January 28, 2017
While L’Assommoir is usually seen as a novel about alcoholism, this article proposes a reading of Émile Zola’s novel L’Assommoir [The Drunkard, 1877] from the angle of solitude instead.
In the Goutte-d’Or neighborhood, living conditions are crowded and apartment doors are left open, yet promiscuity fails to offer a sense of community, but rather provides a voyeuristic opportunity where local gossips spread rumors that shatter social connections. The family home, which could offer a safe haven from the polluting noise of the street, is not presented as a cohesive force; conjugal disputes and violence leave men, women and children disconnected from each other, isolated in a solitude that leads to destruction. Indeed, without the anchoring provided by social and family ties, the characters of L’Assommoir slowly disintegrate. More than any other character, Gervaise shows that without the “integration” praised by French sociologist Émile Durkheim (1858-1917), suicide seems to be the only reasonable alternative to a miserable, lonely life.

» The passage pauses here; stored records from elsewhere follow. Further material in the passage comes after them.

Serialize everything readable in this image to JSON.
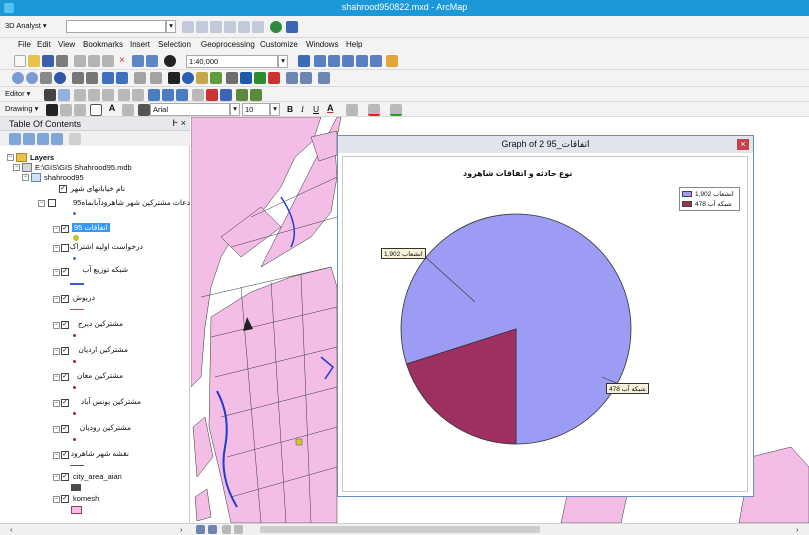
{
  "window": {
    "title": "shahrood950822.mxd - ArcMap"
  },
  "toolbar": {
    "analyst_label": "3D Analyst ▾",
    "scale": "1:40,000",
    "editor_label": "Editor ▾",
    "drawing_label": "Drawing ▾",
    "font_name": "Arial",
    "font_size": "10",
    "bold": "B",
    "italic": "I",
    "underline": "U",
    "font_color": "A"
  },
  "menu": {
    "items": [
      {
        "label": "File"
      },
      {
        "label": "Edit"
      },
      {
        "label": "View"
      },
      {
        "label": "Bookmarks"
      },
      {
        "label": "Insert"
      },
      {
        "label": "Selection"
      },
      {
        "label": "Geoprocessing"
      },
      {
        "label": "Customize"
      },
      {
        "label": "Windows"
      },
      {
        "label": "Help"
      }
    ]
  },
  "toc": {
    "title": "Table Of Contents",
    "pin": "Ͱ ×",
    "root": "Layers",
    "database": "E:\\GIS\\GIS Shahrood95.mdb",
    "group": "shahrood95",
    "layers": [
      {
        "label": "نام خیابانهای شهر",
        "checked": "✓"
      },
      {
        "label": "دعات مشترکین شهر شاهرودآبانماه95",
        "checked": ""
      },
      {
        "label": "اتفاقات 95",
        "checked": "✓"
      },
      {
        "label": "درخواست اولیه اشتراک",
        "checked": ""
      },
      {
        "label": "شبکه توزیع آب",
        "checked": "✓"
      },
      {
        "label": "دریوش",
        "checked": "✓"
      },
      {
        "label": "مشترکین دیرج",
        "checked": "✓"
      },
      {
        "label": "مشترکین اردیان",
        "checked": "✓"
      },
      {
        "label": "مشترکین مغان",
        "checked": "✓"
      },
      {
        "label": "مشترکین یونس آباد",
        "checked": "✓"
      },
      {
        "label": "مشترکین رودیان",
        "checked": "✓"
      },
      {
        "label": "نقشه شهر شاهرود",
        "checked": "✓"
      },
      {
        "label": "city_area_aian",
        "checked": "✓"
      },
      {
        "label": "komesh",
        "checked": "✓"
      }
    ]
  },
  "graph": {
    "window_title": "Graph of اتفاقات_95 2",
    "close": "×",
    "callout_large": "انشعاب 1,902",
    "callout_small": "شبکه آب 478"
  },
  "chart_data": {
    "type": "pie",
    "title": "نوع حادثه و اتفاقات شاهرود",
    "categories": [
      "انشعاب",
      "شبکه آب"
    ],
    "values": [
      1902,
      478
    ],
    "legend_labels": [
      "انشعاب 1,902",
      "شبکه آب 478"
    ],
    "colors": [
      "#9c9cf4",
      "#9e2f61"
    ],
    "legend": "top-right"
  },
  "colors": {
    "title_bar": "#1a98d8",
    "parcel_fill": "#f3bde6",
    "selection": "#3399ff"
  }
}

You can read the essay here: “L’Assommoir de Zola: des bêtes humaines assommées par la solitude”, Excavatio, Vol. XXVIII.